With Father John H. Dooley as our first pastor, Corpus Christi Parish was established in 1906 to serve the growing Catholic community of Morningside Heights.
The first Masses in the new parish were celebrated in a temporary chapel in the corner building at 533 West 121 Street (between Amsterdam Avenue and Broadway) in West Harlem (now the Olive Tree Market). It was the first Sunday of May 1906, with a congregation of 226.
The cornerstone of the new church, school, and rectory was laid on November 11, 1906. Construction progressed rapidly. On June 30, 1907, the new church was dedicated by Archbishop John Farley.
Our parish school opened in September 1907, staffed by the Sisters of Charity of New York. The first two were Sisters Mary Adrian Murphy and Mary Zelia Burns; there was also a lay teacher.
After Father Dooley’s death in 1934, Father George Barry Ford was named pastor. Father Ford had been Catholic chaplain at Columbia University, and he continued in that position. Under the pastorate of Father Ford, the building which houses the current church, school, and convent was dedicated on October 25, 1936.
Thomas Merton, the American spiritual writer who was converted to Catholicism while a student at Columbia, wrote in his autobiography The Seven Storey Mountain that the church of his baptism has a “seventeenth-century, Oratorian character about it, though with a sort of American colonial tinge of simplicity. The blend was effective and original. . . .”

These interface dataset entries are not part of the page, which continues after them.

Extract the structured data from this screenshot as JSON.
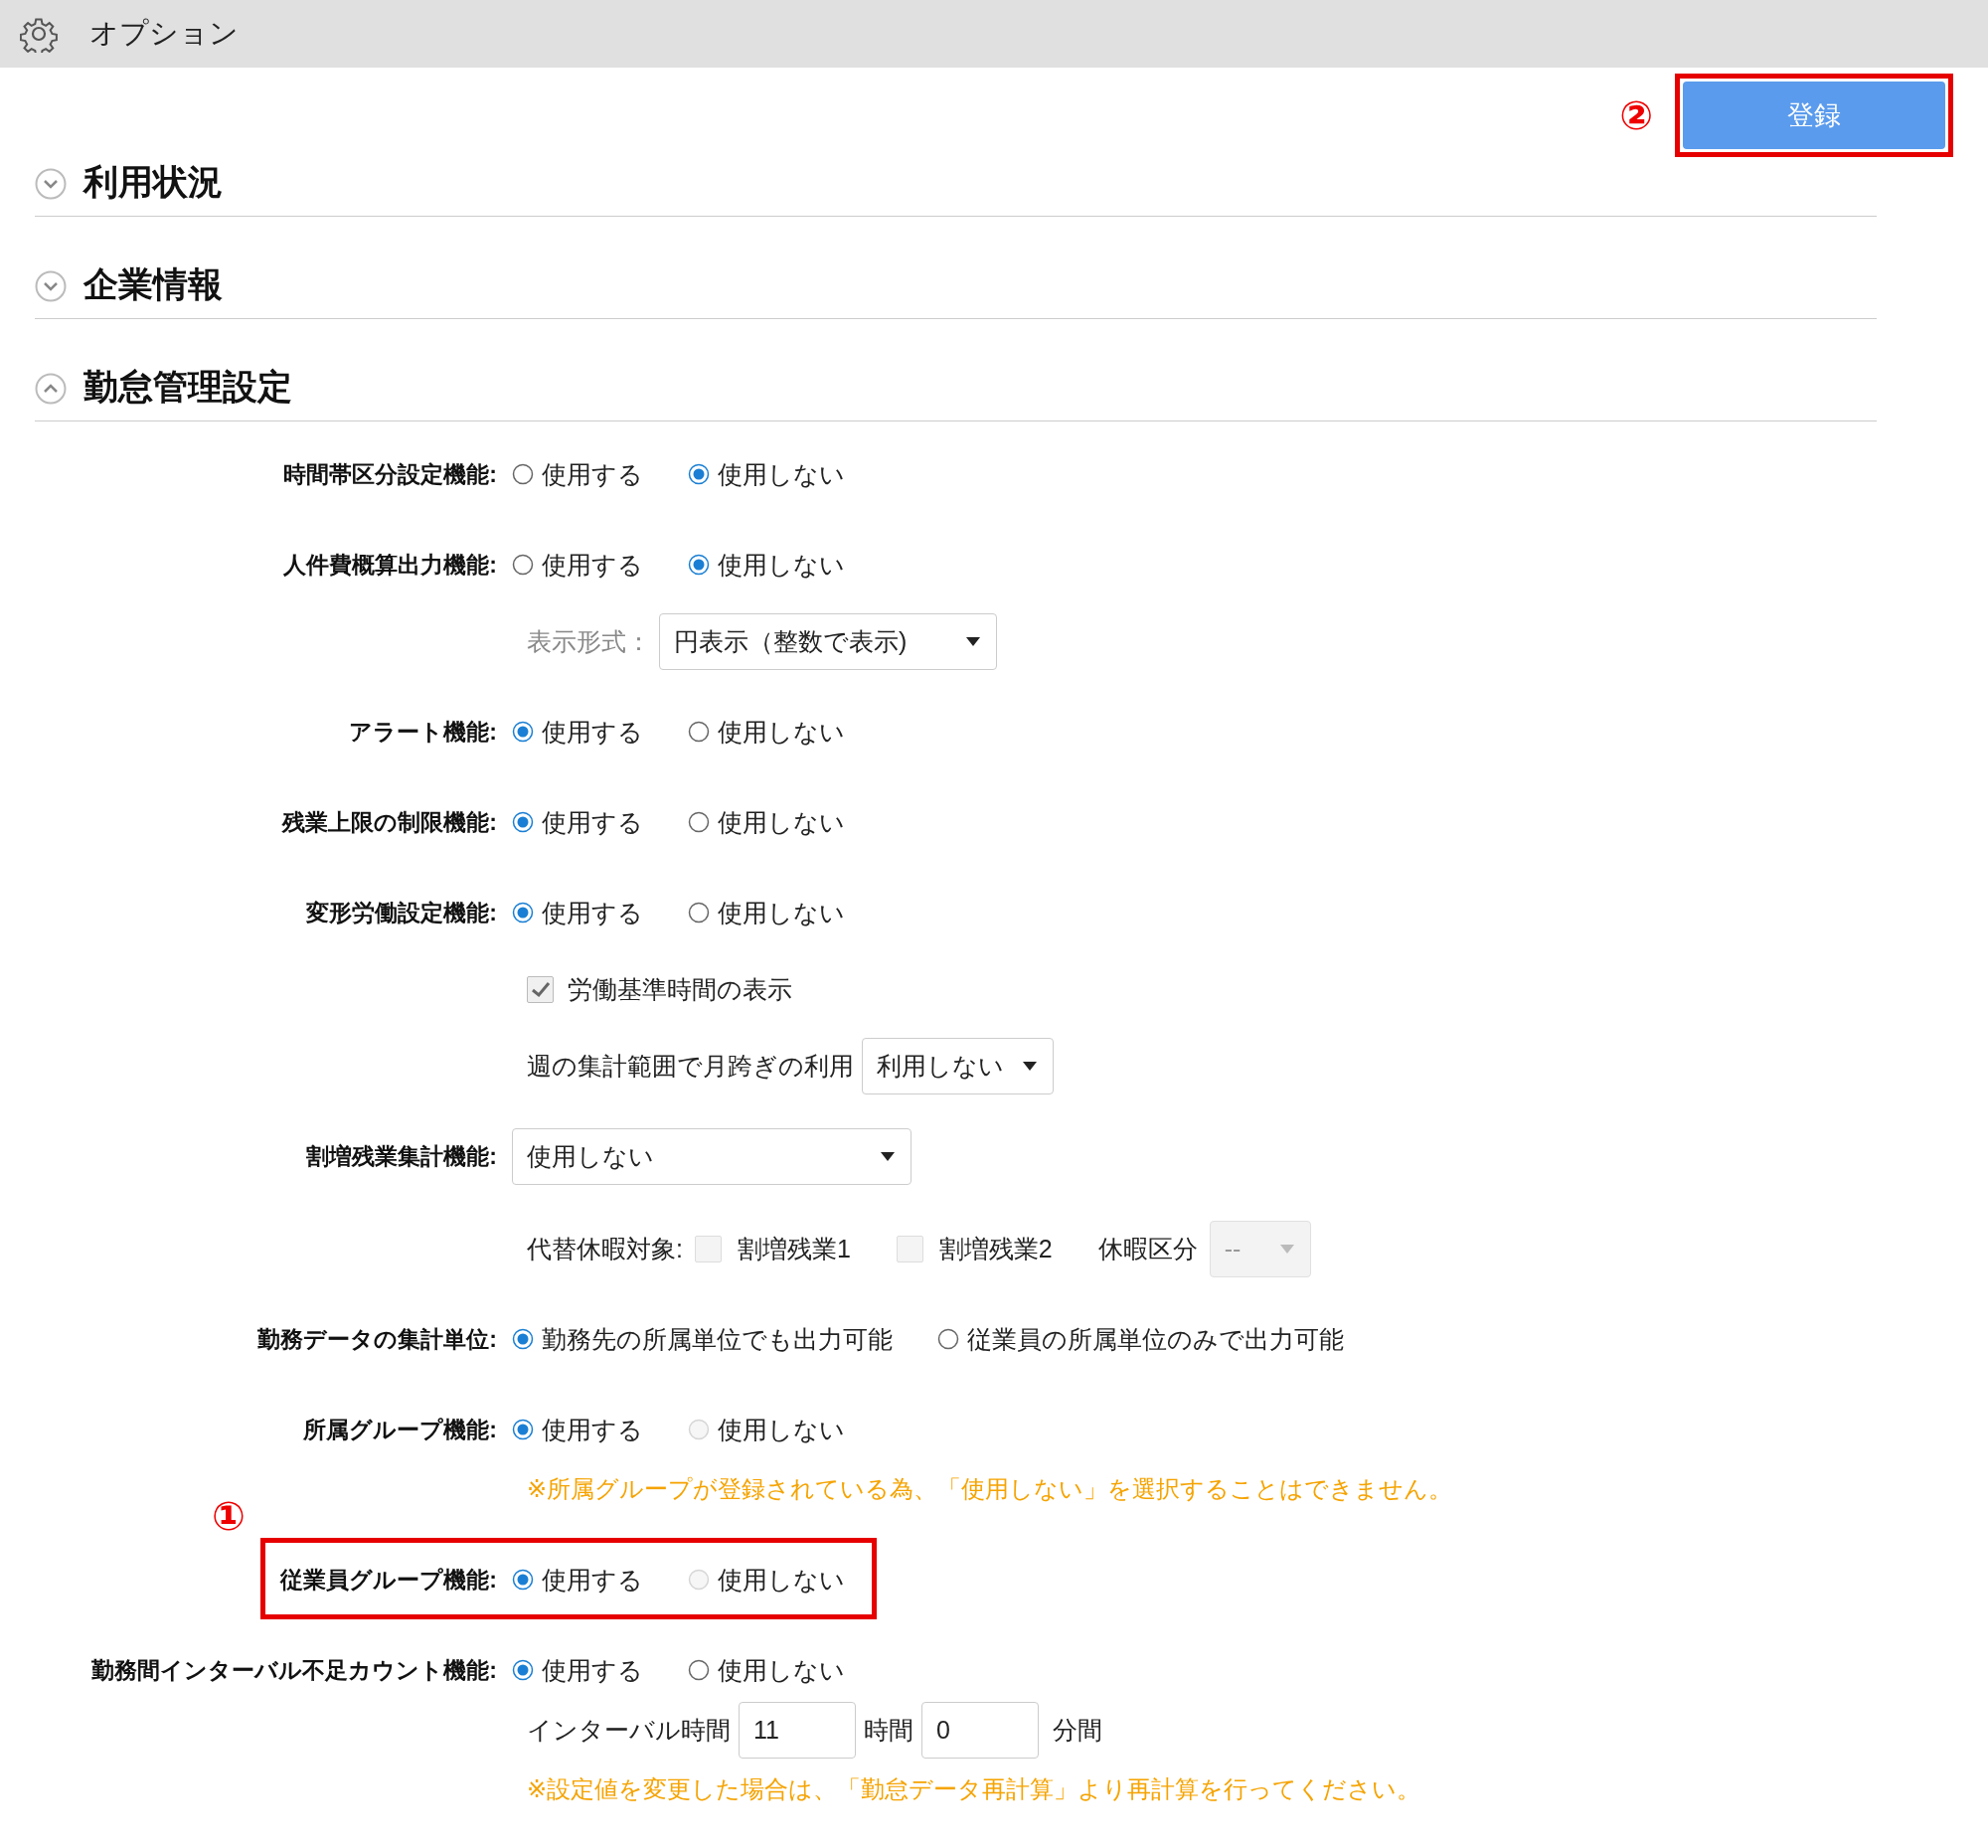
{
  "window": {
    "title": "オプション"
  },
  "register_button": {
    "label": "登録",
    "callout": "②"
  },
  "sections": [
    {
      "title": "利用状況",
      "expanded": false
    },
    {
      "title": "企業情報",
      "expanded": false
    },
    {
      "title": "勤怠管理設定",
      "expanded": true,
      "rows": [
        {
          "kind": "radio",
          "label": "時間帯区分設定機能:",
          "options": [
            {
              "label": "使用する",
              "selected": false,
              "disabled": false
            },
            {
              "label": "使用しない",
              "selected": true,
              "disabled": false
            }
          ]
        },
        {
          "kind": "radio",
          "label": "人件費概算出力機能:",
          "options": [
            {
              "label": "使用する",
              "selected": false,
              "disabled": false
            },
            {
              "label": "使用しない",
              "selected": true,
              "disabled": false
            }
          ]
        },
        {
          "kind": "subselect",
          "label": "表示形式：",
          "value": "円表示（整数で表示)"
        },
        {
          "kind": "radio",
          "label": "アラート機能:",
          "options": [
            {
              "label": "使用する",
              "selected": true,
              "disabled": false
            },
            {
              "label": "使用しない",
              "selected": false,
              "disabled": false
            }
          ]
        },
        {
          "kind": "radio",
          "label": "残業上限の制限機能:",
          "options": [
            {
              "label": "使用する",
              "selected": true,
              "disabled": false
            },
            {
              "label": "使用しない",
              "selected": false,
              "disabled": false
            }
          ]
        },
        {
          "kind": "radio",
          "label": "変形労働設定機能:",
          "options": [
            {
              "label": "使用する",
              "selected": true,
              "disabled": false
            },
            {
              "label": "使用しない",
              "selected": false,
              "disabled": false
            }
          ]
        },
        {
          "kind": "checkbox",
          "label": "労働基準時間の表示",
          "checked": true
        },
        {
          "kind": "inlineselect",
          "label": "週の集計範囲で月跨ぎの利用",
          "value": "利用しない"
        },
        {
          "kind": "select",
          "label": "割増残業集計機能:",
          "value": "使用しない"
        },
        {
          "kind": "substitute",
          "label": "代替休暇対象:",
          "checkboxes": [
            {
              "label": "割増残業1",
              "checked": false
            },
            {
              "label": "割増残業2",
              "checked": false
            }
          ],
          "leave_label": "休暇区分",
          "leave_value": "--",
          "leave_disabled": true
        },
        {
          "kind": "radio",
          "label": "勤務データの集計単位:",
          "options": [
            {
              "label": "勤務先の所属単位でも出力可能",
              "selected": true,
              "disabled": false
            },
            {
              "label": "従業員の所属単位のみで出力可能",
              "selected": false,
              "disabled": false
            }
          ]
        },
        {
          "kind": "radio",
          "label": "所属グループ機能:",
          "options": [
            {
              "label": "使用する",
              "selected": true,
              "disabled": false
            },
            {
              "label": "使用しない",
              "selected": false,
              "disabled": true
            }
          ]
        },
        {
          "kind": "note",
          "text": "※所属グループが登録されている為、「使用しない」を選択することはできません。"
        },
        {
          "kind": "radio",
          "label": "従業員グループ機能:",
          "callout": "①",
          "options": [
            {
              "label": "使用する",
              "selected": true,
              "disabled": false
            },
            {
              "label": "使用しない",
              "selected": false,
              "disabled": true
            }
          ]
        },
        {
          "kind": "radio",
          "label": "勤務間インターバル不足カウント機能:",
          "options": [
            {
              "label": "使用する",
              "selected": true,
              "disabled": false
            },
            {
              "label": "使用しない",
              "selected": false,
              "disabled": false
            }
          ]
        },
        {
          "kind": "interval",
          "label": "インターバル時間",
          "hours": "11",
          "hours_unit": "時間",
          "minutes": "0",
          "minutes_unit": "分間"
        },
        {
          "kind": "note",
          "text": "※設定値を変更した場合は、「勤怠データ再計算」より再計算を行ってください。"
        }
      ]
    }
  ]
}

A popular and well known New Yorker, Father Ford inaugurated programs which became the parish’s hallmarks. The beautiful church with superb acoustics became the site of liturgical and musical traditions which continue to this day. Father Ford engaged William McDonald as music director, and a full program of choral and congregational singing was launched. In 1956, the fine Holtkamp organ was installed.

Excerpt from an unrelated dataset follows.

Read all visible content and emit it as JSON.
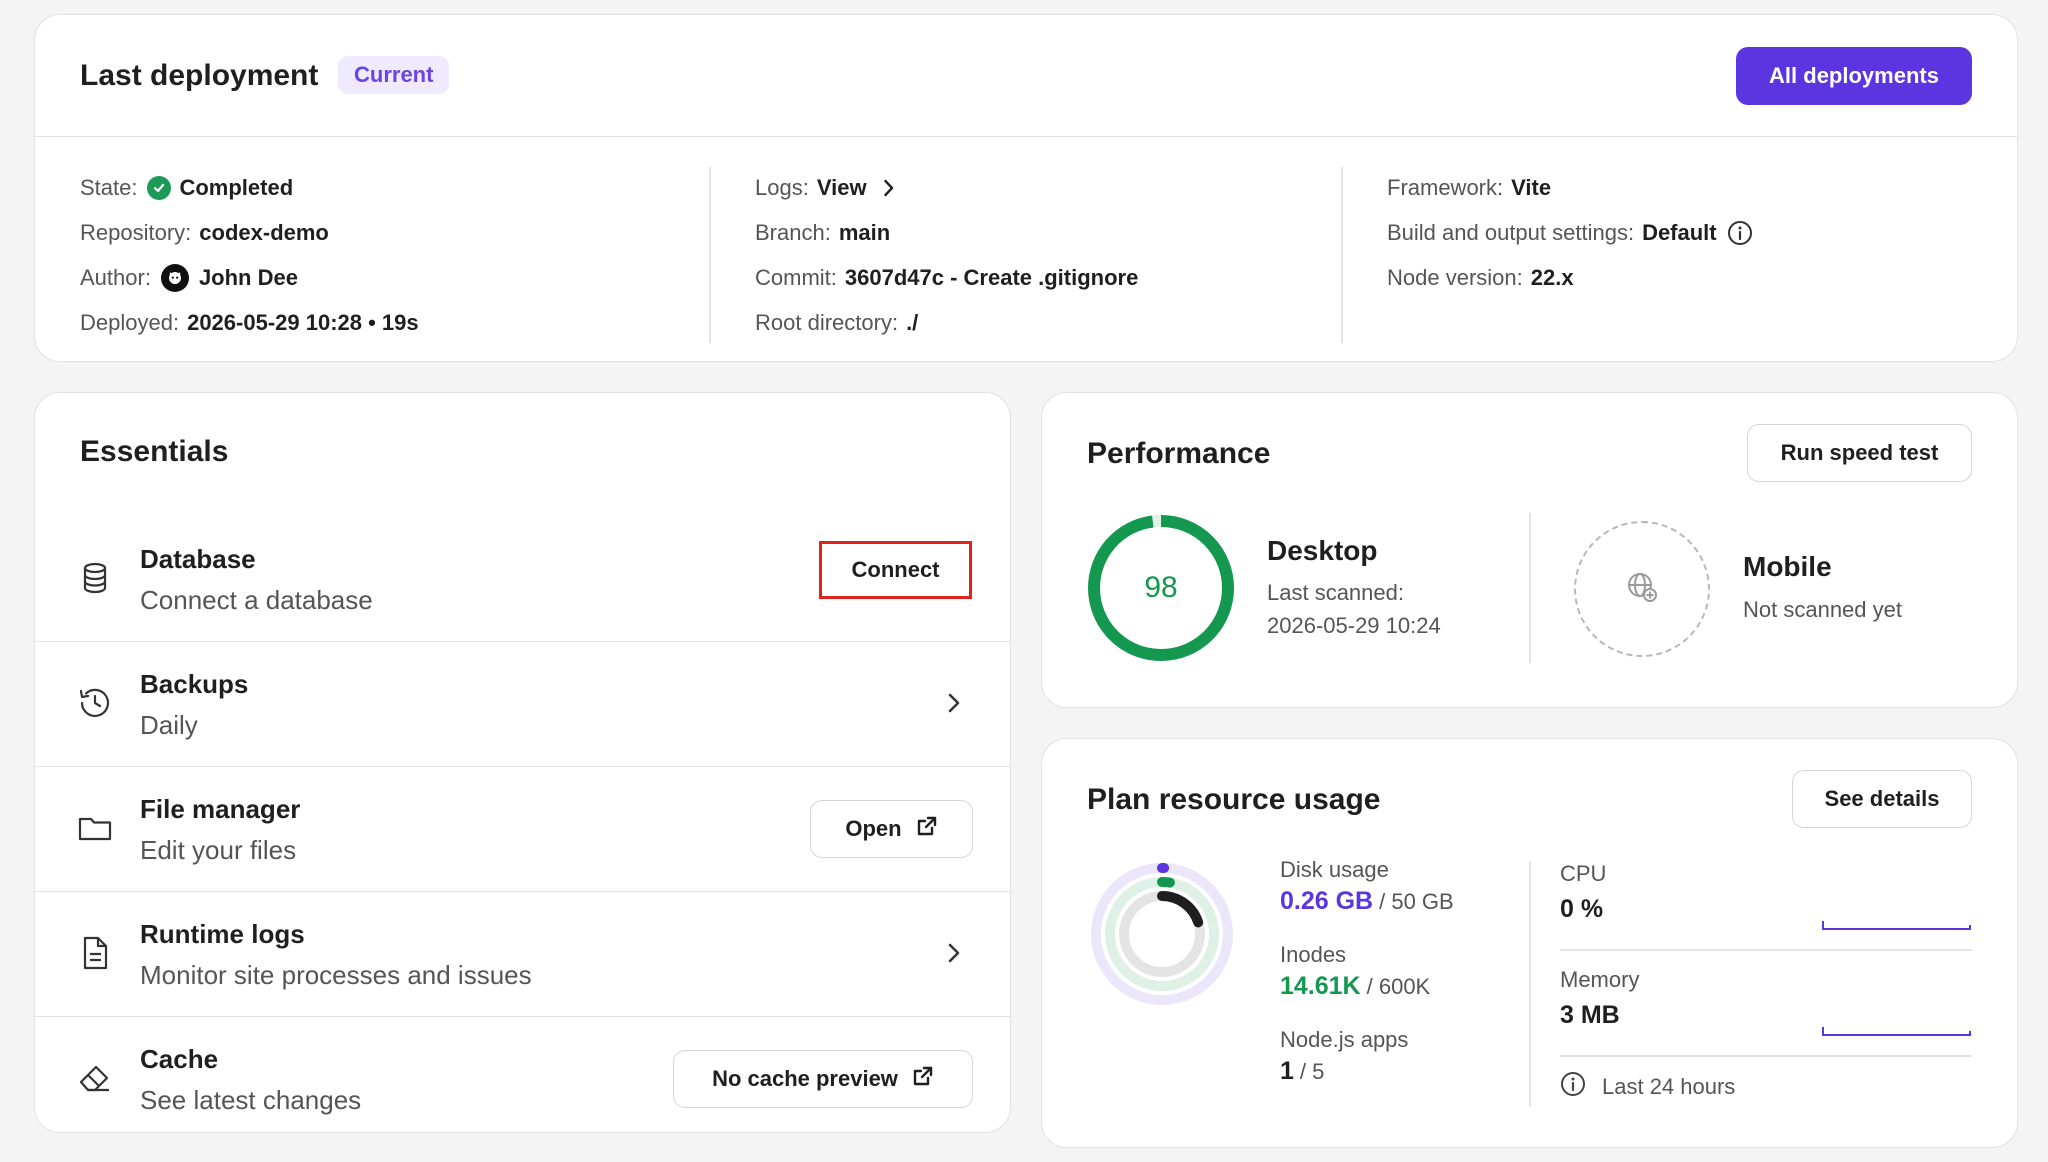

Father Ford believed in excellence in education. In 1936 he welcomed the Dominican Sisters of Sinsinawa, Wisconsin, to bring the best of progressive education to the children of the parish. Currently, the tradition of Catholic education continues to thrive with more than two hundred students attending Corpus Christi School.
Photographed by the Wurts Brothers.